In short, I can recommend this volume to young people beginning their journey in mathematics, as a sort of starter book, an initiation into the field of math, but am more reluctant recommending it to readers who are further-along, for whom there may be many better selections... including fuller text and less glitz. Still, many may (and clearly DO) find its style, format, elegance, and sheer breadth of topics, captivating enough to want it for their bookshelf (...or coffee table) -- indeed, mine seems to be a minority view; those who are particularly enamored of this book, feel free to chime in, in the comments, about what makes it so laudable or useful from your standpoint…

(Also, if you DO like this offering from Pickover, it is worth noting that he followed it up with a similarly-styled volume called "The Physics Book.")

By the way, the books I cited above from Crilly and Elwes that I very much liked and do recommend are:
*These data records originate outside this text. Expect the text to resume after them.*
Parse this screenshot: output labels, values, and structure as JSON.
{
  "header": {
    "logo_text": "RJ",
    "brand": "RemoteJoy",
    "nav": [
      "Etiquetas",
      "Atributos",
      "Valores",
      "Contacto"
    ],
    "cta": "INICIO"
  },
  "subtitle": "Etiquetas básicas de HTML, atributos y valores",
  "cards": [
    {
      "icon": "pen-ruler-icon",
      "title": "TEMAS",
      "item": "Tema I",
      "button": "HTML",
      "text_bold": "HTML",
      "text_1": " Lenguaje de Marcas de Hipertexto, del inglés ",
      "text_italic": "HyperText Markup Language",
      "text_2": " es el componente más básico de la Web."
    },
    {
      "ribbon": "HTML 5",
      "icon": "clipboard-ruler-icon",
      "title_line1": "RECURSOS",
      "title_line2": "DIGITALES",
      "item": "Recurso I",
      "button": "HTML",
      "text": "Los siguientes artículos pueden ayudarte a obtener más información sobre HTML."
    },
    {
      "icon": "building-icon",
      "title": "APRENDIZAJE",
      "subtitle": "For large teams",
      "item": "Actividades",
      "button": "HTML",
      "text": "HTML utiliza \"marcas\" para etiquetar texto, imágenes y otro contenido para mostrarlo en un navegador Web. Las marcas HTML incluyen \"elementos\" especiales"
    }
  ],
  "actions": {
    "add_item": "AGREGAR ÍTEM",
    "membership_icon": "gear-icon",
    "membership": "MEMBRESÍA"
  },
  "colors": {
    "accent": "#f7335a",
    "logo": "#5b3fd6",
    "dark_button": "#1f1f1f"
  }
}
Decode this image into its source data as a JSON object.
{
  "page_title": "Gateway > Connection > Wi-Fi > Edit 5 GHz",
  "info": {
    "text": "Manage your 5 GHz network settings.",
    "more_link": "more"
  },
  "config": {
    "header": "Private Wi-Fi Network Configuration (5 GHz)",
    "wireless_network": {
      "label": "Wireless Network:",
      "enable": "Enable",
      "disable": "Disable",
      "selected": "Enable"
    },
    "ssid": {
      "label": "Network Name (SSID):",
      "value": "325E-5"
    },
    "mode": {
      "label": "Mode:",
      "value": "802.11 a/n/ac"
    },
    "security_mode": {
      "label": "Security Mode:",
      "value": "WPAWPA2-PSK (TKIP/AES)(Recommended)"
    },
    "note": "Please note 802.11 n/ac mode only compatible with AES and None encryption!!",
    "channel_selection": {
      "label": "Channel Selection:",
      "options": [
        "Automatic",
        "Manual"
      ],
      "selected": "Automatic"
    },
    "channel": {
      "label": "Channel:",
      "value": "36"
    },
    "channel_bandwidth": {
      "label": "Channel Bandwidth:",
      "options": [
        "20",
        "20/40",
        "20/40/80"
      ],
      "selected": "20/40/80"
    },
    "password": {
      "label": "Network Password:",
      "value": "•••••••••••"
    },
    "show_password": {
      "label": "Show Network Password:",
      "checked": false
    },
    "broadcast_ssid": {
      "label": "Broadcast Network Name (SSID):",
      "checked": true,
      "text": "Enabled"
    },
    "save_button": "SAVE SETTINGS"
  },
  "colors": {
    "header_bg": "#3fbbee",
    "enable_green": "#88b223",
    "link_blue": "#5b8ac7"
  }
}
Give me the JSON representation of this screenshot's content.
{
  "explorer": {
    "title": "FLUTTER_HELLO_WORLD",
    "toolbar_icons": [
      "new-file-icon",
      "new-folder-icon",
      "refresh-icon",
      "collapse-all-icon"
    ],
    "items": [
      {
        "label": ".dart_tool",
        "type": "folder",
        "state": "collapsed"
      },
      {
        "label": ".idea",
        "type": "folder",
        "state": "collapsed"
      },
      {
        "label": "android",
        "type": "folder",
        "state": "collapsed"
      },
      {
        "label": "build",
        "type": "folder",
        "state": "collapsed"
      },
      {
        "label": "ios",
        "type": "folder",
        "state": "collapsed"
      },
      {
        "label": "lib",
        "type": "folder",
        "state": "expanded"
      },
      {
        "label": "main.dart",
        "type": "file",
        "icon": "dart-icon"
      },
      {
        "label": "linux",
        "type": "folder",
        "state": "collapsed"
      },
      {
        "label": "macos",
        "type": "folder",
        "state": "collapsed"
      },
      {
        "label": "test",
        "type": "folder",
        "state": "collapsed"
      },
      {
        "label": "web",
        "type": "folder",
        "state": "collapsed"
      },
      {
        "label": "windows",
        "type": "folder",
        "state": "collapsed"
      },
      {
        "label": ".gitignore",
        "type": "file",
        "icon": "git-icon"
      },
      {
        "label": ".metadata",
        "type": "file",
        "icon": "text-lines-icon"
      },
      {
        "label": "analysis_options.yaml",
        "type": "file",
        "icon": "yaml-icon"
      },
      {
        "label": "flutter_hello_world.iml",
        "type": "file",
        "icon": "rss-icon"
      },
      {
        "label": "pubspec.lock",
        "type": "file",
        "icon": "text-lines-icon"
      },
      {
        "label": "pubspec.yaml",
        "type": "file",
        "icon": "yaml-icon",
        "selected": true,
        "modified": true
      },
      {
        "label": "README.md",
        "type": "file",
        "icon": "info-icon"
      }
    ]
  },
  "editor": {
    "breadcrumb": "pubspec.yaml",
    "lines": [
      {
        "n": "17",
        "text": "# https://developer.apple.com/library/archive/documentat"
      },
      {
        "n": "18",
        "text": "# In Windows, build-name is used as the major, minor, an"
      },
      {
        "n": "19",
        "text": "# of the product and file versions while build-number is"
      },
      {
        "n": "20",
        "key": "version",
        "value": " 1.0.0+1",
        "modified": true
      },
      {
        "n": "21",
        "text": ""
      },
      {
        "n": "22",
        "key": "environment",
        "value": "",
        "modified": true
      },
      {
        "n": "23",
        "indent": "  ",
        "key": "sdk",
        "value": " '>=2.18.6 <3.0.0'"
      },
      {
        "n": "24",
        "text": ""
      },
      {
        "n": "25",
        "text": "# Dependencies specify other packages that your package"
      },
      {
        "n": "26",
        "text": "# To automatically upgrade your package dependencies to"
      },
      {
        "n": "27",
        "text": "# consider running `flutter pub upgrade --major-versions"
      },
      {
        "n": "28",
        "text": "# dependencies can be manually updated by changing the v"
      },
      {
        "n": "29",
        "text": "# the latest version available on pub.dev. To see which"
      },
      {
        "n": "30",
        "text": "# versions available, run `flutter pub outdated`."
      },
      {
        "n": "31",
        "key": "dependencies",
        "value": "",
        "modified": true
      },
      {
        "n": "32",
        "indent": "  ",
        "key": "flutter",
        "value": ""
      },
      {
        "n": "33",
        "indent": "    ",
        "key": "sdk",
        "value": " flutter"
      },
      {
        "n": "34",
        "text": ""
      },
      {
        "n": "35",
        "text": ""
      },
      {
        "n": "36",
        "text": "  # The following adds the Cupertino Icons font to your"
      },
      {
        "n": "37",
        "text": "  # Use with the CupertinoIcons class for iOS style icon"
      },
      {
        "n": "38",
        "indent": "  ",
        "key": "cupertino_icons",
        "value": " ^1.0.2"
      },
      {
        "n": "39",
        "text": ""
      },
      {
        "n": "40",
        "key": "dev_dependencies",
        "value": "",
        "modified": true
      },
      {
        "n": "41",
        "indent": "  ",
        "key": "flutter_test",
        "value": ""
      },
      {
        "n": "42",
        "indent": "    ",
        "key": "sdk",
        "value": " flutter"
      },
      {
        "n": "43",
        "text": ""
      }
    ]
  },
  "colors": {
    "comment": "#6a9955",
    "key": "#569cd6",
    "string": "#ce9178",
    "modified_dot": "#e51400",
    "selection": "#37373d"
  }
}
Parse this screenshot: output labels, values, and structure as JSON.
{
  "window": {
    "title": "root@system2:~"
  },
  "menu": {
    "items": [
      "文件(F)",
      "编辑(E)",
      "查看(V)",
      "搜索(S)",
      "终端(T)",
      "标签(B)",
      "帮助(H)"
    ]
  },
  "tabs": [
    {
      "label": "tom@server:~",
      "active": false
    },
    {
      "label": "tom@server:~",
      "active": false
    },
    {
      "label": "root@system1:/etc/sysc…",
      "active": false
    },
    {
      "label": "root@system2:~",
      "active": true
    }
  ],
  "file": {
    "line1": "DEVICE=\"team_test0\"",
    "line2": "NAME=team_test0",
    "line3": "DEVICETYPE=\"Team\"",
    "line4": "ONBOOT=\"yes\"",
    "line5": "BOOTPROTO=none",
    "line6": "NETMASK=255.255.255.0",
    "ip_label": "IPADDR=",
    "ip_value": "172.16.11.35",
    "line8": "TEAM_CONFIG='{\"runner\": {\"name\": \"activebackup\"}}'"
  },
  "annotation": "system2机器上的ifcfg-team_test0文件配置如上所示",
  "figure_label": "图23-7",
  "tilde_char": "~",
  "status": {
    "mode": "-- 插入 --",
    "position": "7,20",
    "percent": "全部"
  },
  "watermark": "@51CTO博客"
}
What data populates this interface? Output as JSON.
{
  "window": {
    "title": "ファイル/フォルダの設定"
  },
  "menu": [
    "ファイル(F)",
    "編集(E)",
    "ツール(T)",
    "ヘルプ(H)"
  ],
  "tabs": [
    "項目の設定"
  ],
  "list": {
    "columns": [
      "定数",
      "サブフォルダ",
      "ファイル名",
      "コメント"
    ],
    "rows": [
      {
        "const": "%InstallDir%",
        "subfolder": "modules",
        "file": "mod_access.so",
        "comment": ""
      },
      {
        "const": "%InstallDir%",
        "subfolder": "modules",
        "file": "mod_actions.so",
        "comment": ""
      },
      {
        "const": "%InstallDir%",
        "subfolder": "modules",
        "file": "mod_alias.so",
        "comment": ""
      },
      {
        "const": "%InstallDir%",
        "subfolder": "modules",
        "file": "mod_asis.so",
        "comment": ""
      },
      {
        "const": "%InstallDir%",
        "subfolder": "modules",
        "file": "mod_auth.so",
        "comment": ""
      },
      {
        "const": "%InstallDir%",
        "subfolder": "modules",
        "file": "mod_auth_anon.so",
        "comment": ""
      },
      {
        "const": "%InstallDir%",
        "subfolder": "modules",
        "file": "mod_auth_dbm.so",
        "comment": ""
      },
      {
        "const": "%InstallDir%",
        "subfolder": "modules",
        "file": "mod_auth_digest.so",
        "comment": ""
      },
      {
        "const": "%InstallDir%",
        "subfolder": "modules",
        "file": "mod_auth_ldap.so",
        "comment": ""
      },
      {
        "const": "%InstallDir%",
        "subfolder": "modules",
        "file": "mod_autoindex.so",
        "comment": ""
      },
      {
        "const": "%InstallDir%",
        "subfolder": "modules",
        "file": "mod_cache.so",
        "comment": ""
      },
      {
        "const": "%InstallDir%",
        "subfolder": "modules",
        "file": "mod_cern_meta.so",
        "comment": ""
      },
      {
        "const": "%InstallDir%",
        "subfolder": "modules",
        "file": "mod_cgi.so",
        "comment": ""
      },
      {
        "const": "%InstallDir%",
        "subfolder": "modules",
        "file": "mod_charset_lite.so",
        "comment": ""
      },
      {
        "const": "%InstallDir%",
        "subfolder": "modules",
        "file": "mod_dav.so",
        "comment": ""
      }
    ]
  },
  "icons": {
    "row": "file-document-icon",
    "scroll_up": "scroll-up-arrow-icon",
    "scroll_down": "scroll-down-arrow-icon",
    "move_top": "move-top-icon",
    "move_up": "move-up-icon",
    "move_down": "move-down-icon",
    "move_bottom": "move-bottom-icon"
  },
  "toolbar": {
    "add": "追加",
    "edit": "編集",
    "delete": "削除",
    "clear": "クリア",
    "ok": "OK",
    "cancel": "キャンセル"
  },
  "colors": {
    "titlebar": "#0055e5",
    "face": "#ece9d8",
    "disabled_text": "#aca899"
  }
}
"The Big Questions: Mathematics" and  "50 Mathematical Ideas You Really Need to Know" -- both by Tony Crilly

and, "Mathematics Without the Boring Bits" -- by Richard Elwes
Also, Elwes did an even more encyclopedic/comprehensive volume of math topics than Pickover's book, called "Mathematics 1001," but minus the glossiness -- I prefer the Elwes offering, if you're looking for terse treatments, but understand it won't carry the popular appeal of Pickover's effort.

Finally, for anyone who especially likes Pickover's book for its 'historical' format, I might just mention that Pat Ballew does a wonderful job of regularly noting mathematics history in his "On this Day in Math" entries over at "Pat's Blog."

1 comment:

.mau. said...

I have always been wary of Pickover either :-), so I did not get the book.

I heartily recommend "50 Mathematical Ideas You Really Need to Know" and "Mathematics 1001" (or "Maths 1001" in case you are buying it in Europe :-) ) too!